____ SUPPLIED RECORDS
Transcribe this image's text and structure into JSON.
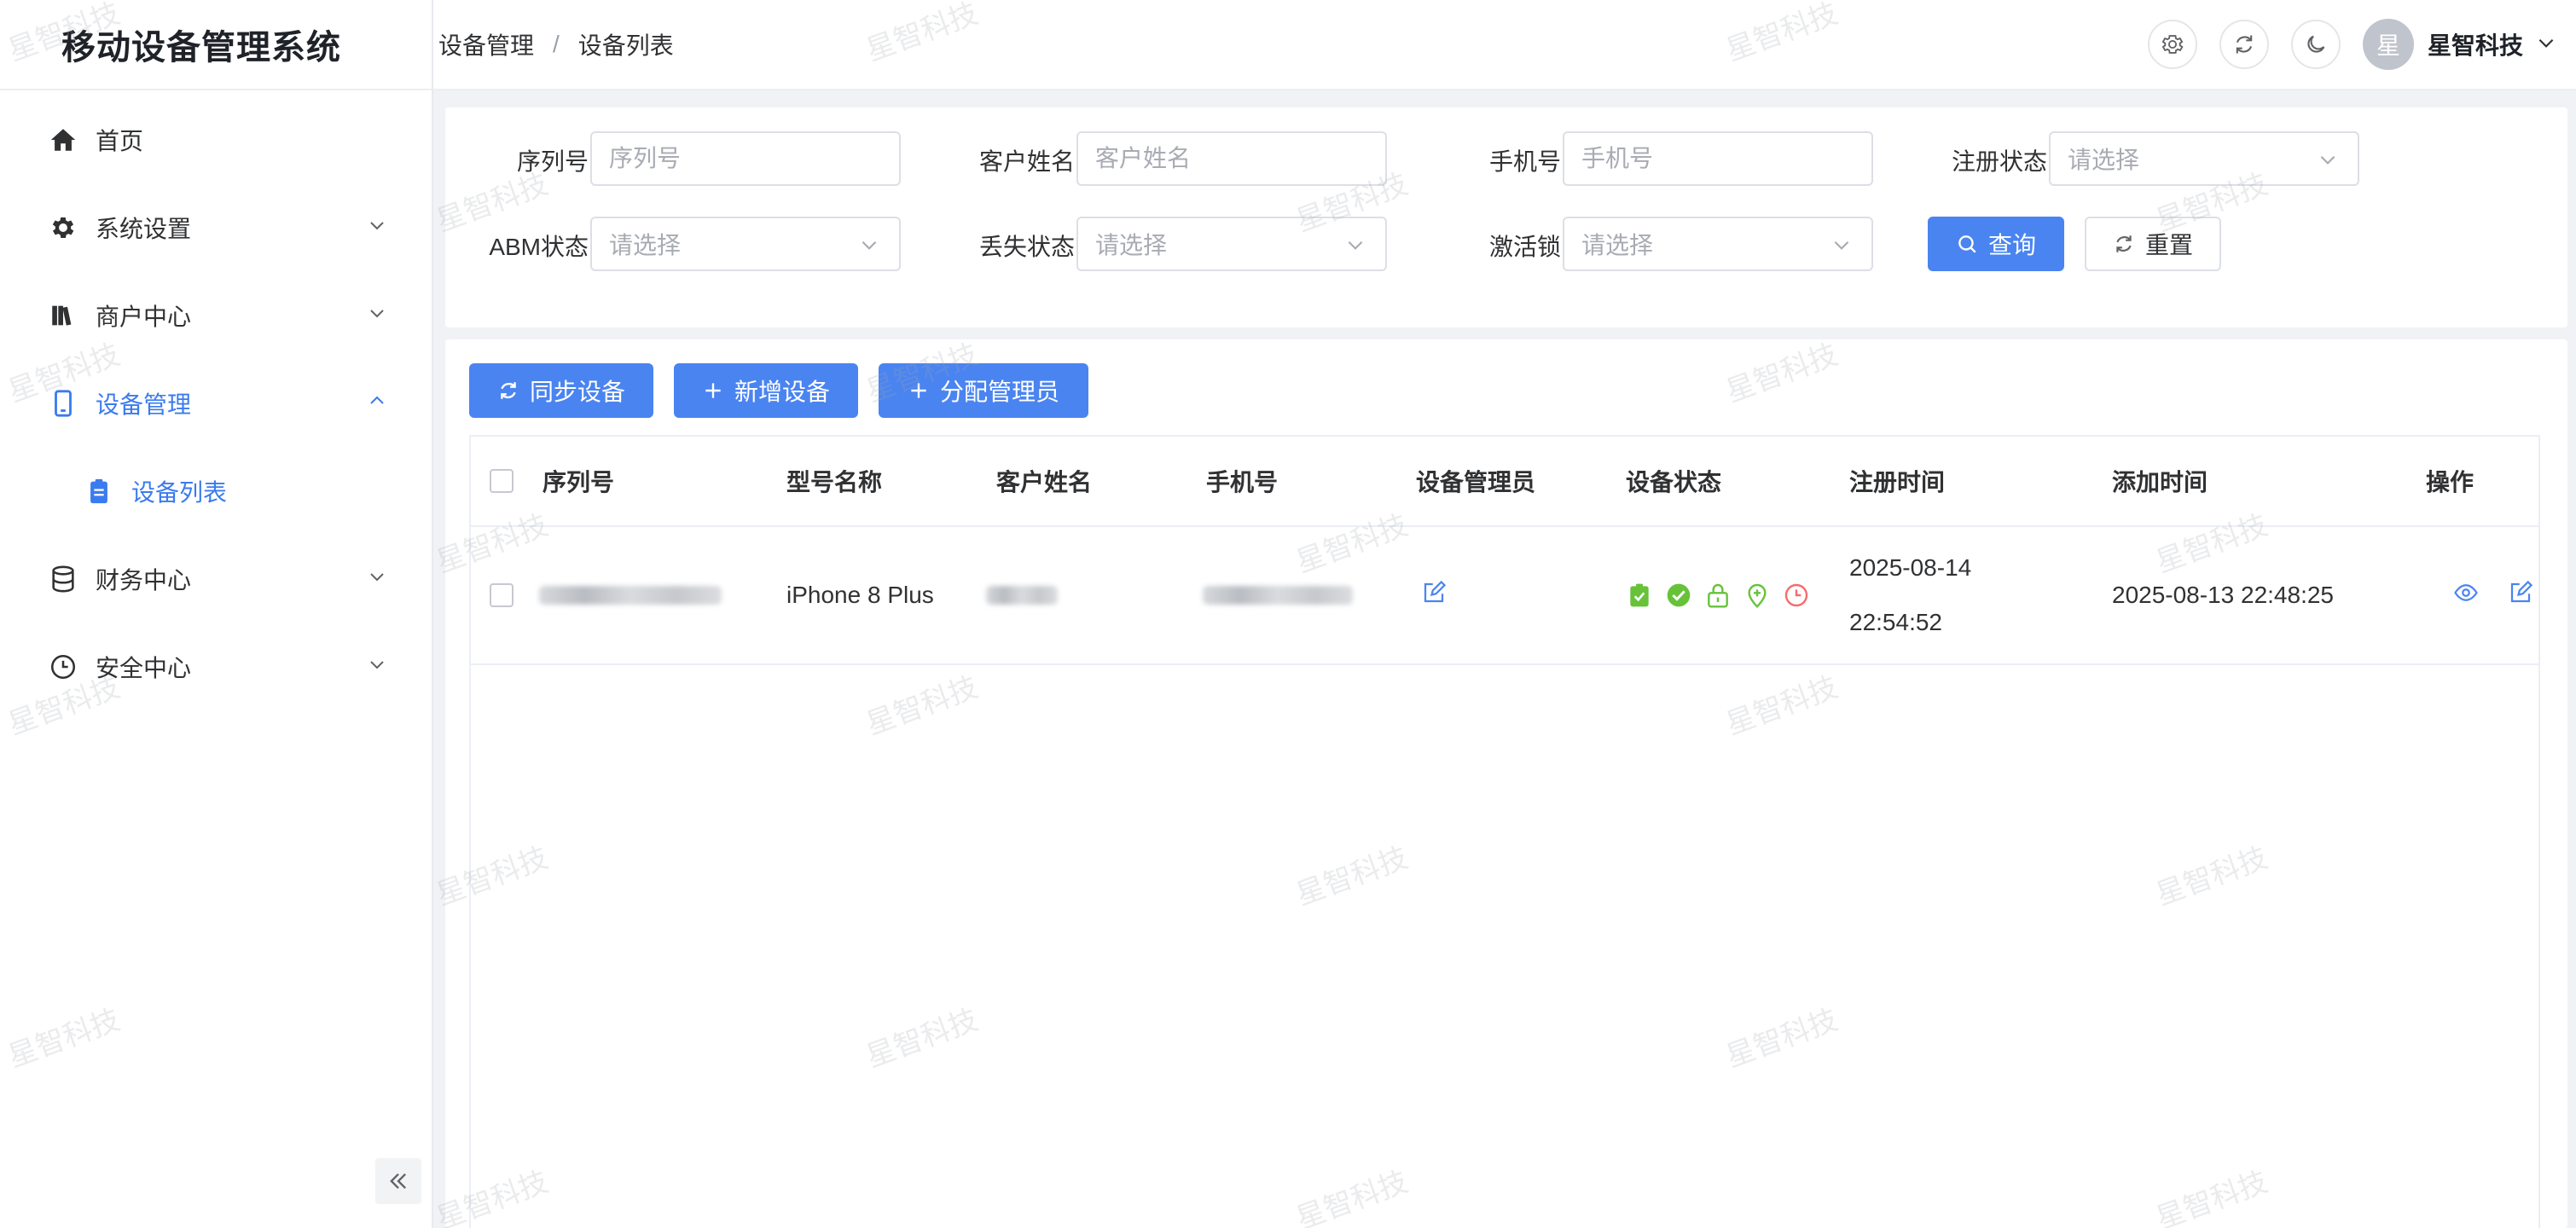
{
  "app": {
    "title": "移动设备管理系统"
  },
  "sidebar": {
    "items": [
      {
        "label": "首页",
        "icon": "home-icon"
      },
      {
        "label": "系统设置",
        "icon": "gear-icon"
      },
      {
        "label": "商户中心",
        "icon": "books-icon"
      },
      {
        "label": "设备管理",
        "icon": "phone-icon",
        "active": true,
        "expanded": true
      },
      {
        "label": "设备列表",
        "icon": "clipboard-icon",
        "active": true
      },
      {
        "label": "财务中心",
        "icon": "database-icon"
      },
      {
        "label": "安全中心",
        "icon": "clock-icon"
      }
    ]
  },
  "header": {
    "breadcrumb": [
      "设备管理",
      "设备列表"
    ],
    "user": {
      "avatar_text": "星",
      "name": "星智科技"
    }
  },
  "search": {
    "serial": {
      "label": "序列号",
      "placeholder": "序列号"
    },
    "customer": {
      "label": "客户姓名",
      "placeholder": "客户姓名"
    },
    "phone": {
      "label": "手机号",
      "placeholder": "手机号"
    },
    "register_status": {
      "label": "注册状态",
      "placeholder": "请选择"
    },
    "abm_status": {
      "label": "ABM状态",
      "placeholder": "请选择"
    },
    "lost_status": {
      "label": "丢失状态",
      "placeholder": "请选择"
    },
    "activation_lock": {
      "label": "激活锁",
      "placeholder": "请选择"
    },
    "query_label": "查询",
    "reset_label": "重置"
  },
  "toolbar": {
    "sync_label": "同步设备",
    "add_label": "新增设备",
    "assign_label": "分配管理员"
  },
  "table": {
    "columns": [
      "序列号",
      "型号名称",
      "客户姓名",
      "手机号",
      "设备管理员",
      "设备状态",
      "注册时间",
      "添加时间",
      "操作"
    ],
    "rows": [
      {
        "model": "iPhone 8 Plus",
        "register_date": "2025-08-14",
        "register_time": "22:54:52",
        "added": "2025-08-13 22:48:25"
      }
    ]
  },
  "watermark": "星智科技",
  "colors": {
    "primary": "#4a84f0",
    "success": "#67c23a",
    "danger": "#f56c6c"
  }
}
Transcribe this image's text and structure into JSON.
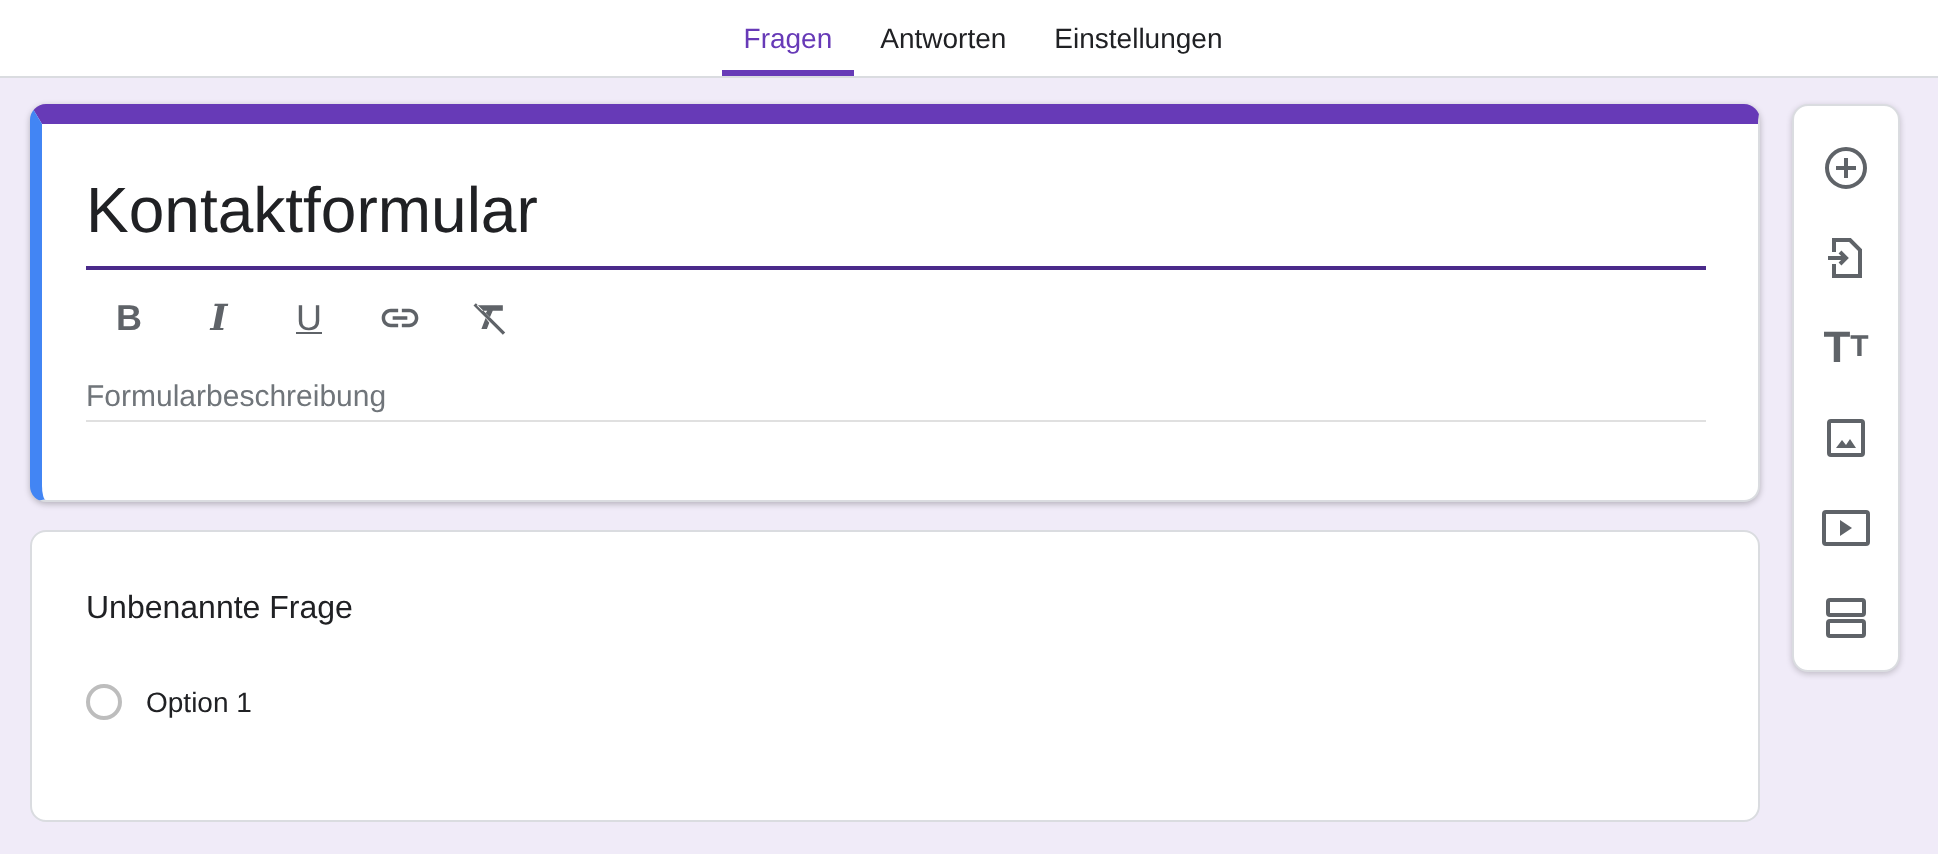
{
  "tabs": [
    {
      "label": "Fragen",
      "selected": true
    },
    {
      "label": "Antworten",
      "selected": false
    },
    {
      "label": "Einstellungen",
      "selected": false
    }
  ],
  "header_card": {
    "title": "Kontaktformular",
    "selected": true,
    "format_tools": [
      {
        "kind": "bold",
        "glyph": "B"
      },
      {
        "kind": "italic",
        "glyph": "I"
      },
      {
        "kind": "underline",
        "glyph": "U"
      },
      {
        "kind": "link"
      },
      {
        "kind": "clear"
      }
    ],
    "description_placeholder": "Formularbeschreibung"
  },
  "question_card": {
    "title": "Unbenannte Frage",
    "options": [
      {
        "label": "Option 1",
        "selected": false
      }
    ]
  },
  "side_tools": [
    {
      "kind": "add"
    },
    {
      "kind": "import"
    },
    {
      "kind": "text",
      "glyph": "T",
      "glyph_small": "T"
    },
    {
      "kind": "image"
    },
    {
      "kind": "video"
    },
    {
      "kind": "section"
    }
  ]
}
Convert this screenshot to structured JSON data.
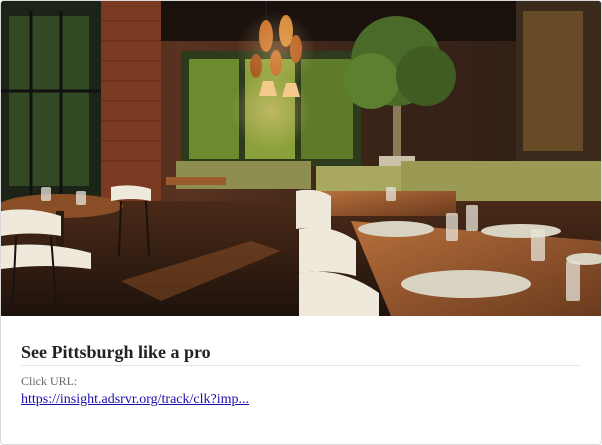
{
  "card": {
    "image_alt": "Restaurant dining room interior with wooden tables, white chairs, green booths, hanging lamps and a tree",
    "title": "See Pittsburgh like a pro",
    "url_label": "Click URL:",
    "url_text": "https://insight.adsrvr.org/track/clk?imp...",
    "url_href": "https://insight.adsrvr.org/track/clk?imp..."
  },
  "colors": {
    "title": "#222222",
    "label": "#666666",
    "link": "#1a0dab",
    "border": "#d9d9d9"
  }
}
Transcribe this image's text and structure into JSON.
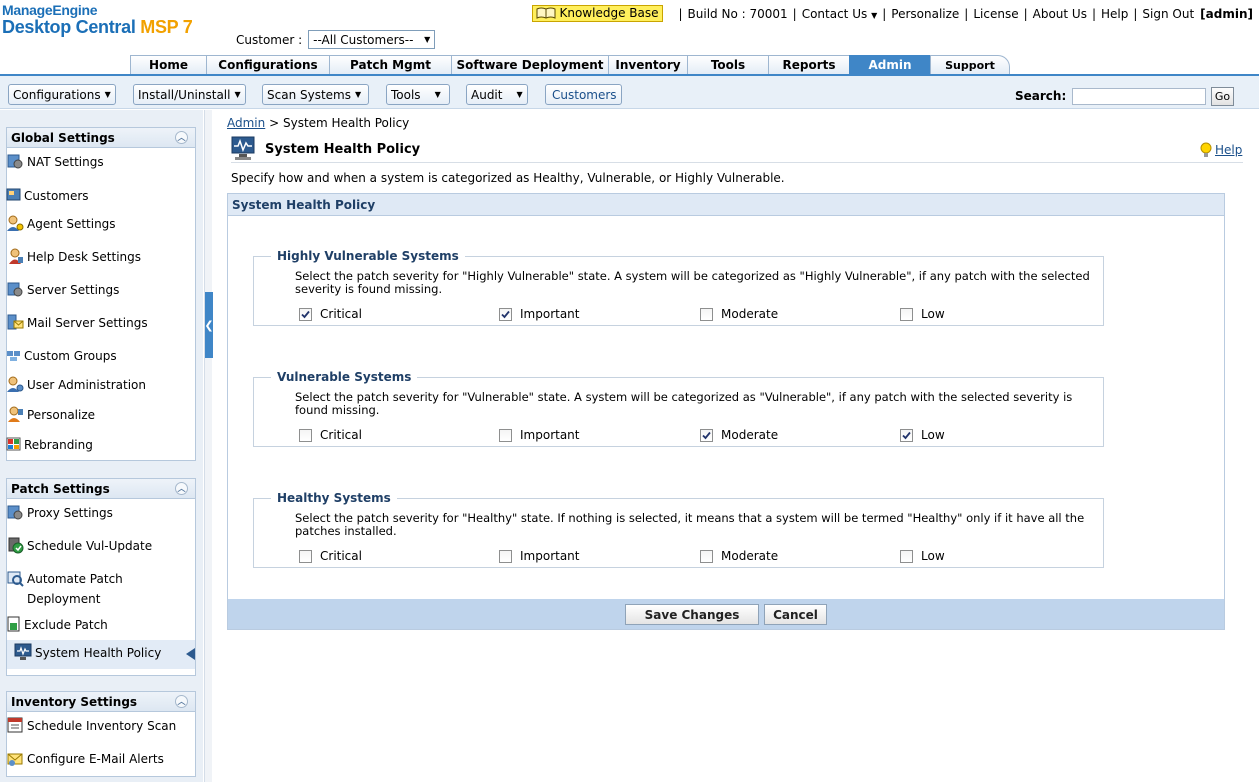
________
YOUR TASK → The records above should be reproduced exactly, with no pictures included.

OUTPUT FOR THIS TASK →
Transcribe this image's text and structure into JSON.
{
  "app": {
    "title": "移动设备管理系统"
  },
  "sidebar": {
    "items": [
      {
        "label": "首页",
        "icon": "home-icon"
      },
      {
        "label": "系统设置",
        "icon": "gear-icon"
      },
      {
        "label": "商户中心",
        "icon": "books-icon"
      },
      {
        "label": "设备管理",
        "icon": "phone-icon",
        "active": true,
        "expanded": true
      },
      {
        "label": "设备列表",
        "icon": "clipboard-icon",
        "active": true
      },
      {
        "label": "财务中心",
        "icon": "database-icon"
      },
      {
        "label": "安全中心",
        "icon": "clock-icon"
      }
    ]
  },
  "header": {
    "breadcrumb": [
      "设备管理",
      "设备列表"
    ],
    "user": {
      "avatar_text": "星",
      "name": "星智科技"
    }
  },
  "search": {
    "serial": {
      "label": "序列号",
      "placeholder": "序列号"
    },
    "customer": {
      "label": "客户姓名",
      "placeholder": "客户姓名"
    },
    "phone": {
      "label": "手机号",
      "placeholder": "手机号"
    },
    "register_status": {
      "label": "注册状态",
      "placeholder": "请选择"
    },
    "abm_status": {
      "label": "ABM状态",
      "placeholder": "请选择"
    },
    "lost_status": {
      "label": "丢失状态",
      "placeholder": "请选择"
    },
    "activation_lock": {
      "label": "激活锁",
      "placeholder": "请选择"
    },
    "query_label": "查询",
    "reset_label": "重置"
  },
  "toolbar": {
    "sync_label": "同步设备",
    "add_label": "新增设备",
    "assign_label": "分配管理员"
  },
  "table": {
    "columns": [
      "序列号",
      "型号名称",
      "客户姓名",
      "手机号",
      "设备管理员",
      "设备状态",
      "注册时间",
      "添加时间",
      "操作"
    ],
    "rows": [
      {
        "model": "iPhone 8 Plus",
        "register_date": "2025-08-14",
        "register_time": "22:54:52",
        "added": "2025-08-13 22:48:25"
      }
    ]
  },
  "watermark": "星智科技",
  "colors": {
    "primary": "#4a84f0",
    "success": "#67c23a",
    "danger": "#f56c6c"
  }
}
Transcribe this image's text and structure into JSON.
{
  "tabs": [
    {
      "label": "Fragen",
      "selected": true
    },
    {
      "label": "Antworten",
      "selected": false
    },
    {
      "label": "Einstellungen",
      "selected": false
    }
  ],
  "header_card": {
    "title": "Kontaktformular",
    "selected": true,
    "format_tools": [
      {
        "kind": "bold",
        "glyph": "B"
      },
      {
        "kind": "italic",
        "glyph": "I"
      },
      {
        "kind": "underline",
        "glyph": "U"
      },
      {
        "kind": "link"
      },
      {
        "kind": "clear"
      }
    ],
    "description_placeholder": "Formularbeschreibung"
  },
  "question_card": {
    "title": "Unbenannte Frage",
    "options": [
      {
        "label": "Option 1",
        "selected": false
      }
    ]
  },
  "side_tools": [
    {
      "kind": "add"
    },
    {
      "kind": "import"
    },
    {
      "kind": "text",
      "glyph": "T",
      "glyph_small": "T"
    },
    {
      "kind": "image"
    },
    {
      "kind": "video"
    },
    {
      "kind": "section"
    }
  ]
}
Convert this screenshot to structured JSON data.
{
  "card": {
    "image_alt": "Restaurant dining room interior with wooden tables, white chairs, green booths, hanging lamps and a tree",
    "title": "See Pittsburgh like a pro",
    "url_label": "Click URL:",
    "url_text": "https://insight.adsrvr.org/track/clk?imp...",
    "url_href": "https://insight.adsrvr.org/track/clk?imp..."
  },
  "colors": {
    "title": "#222222",
    "label": "#666666",
    "link": "#1a0dab",
    "border": "#d9d9d9"
  }
}
Transcribe this image's text and structure into JSON.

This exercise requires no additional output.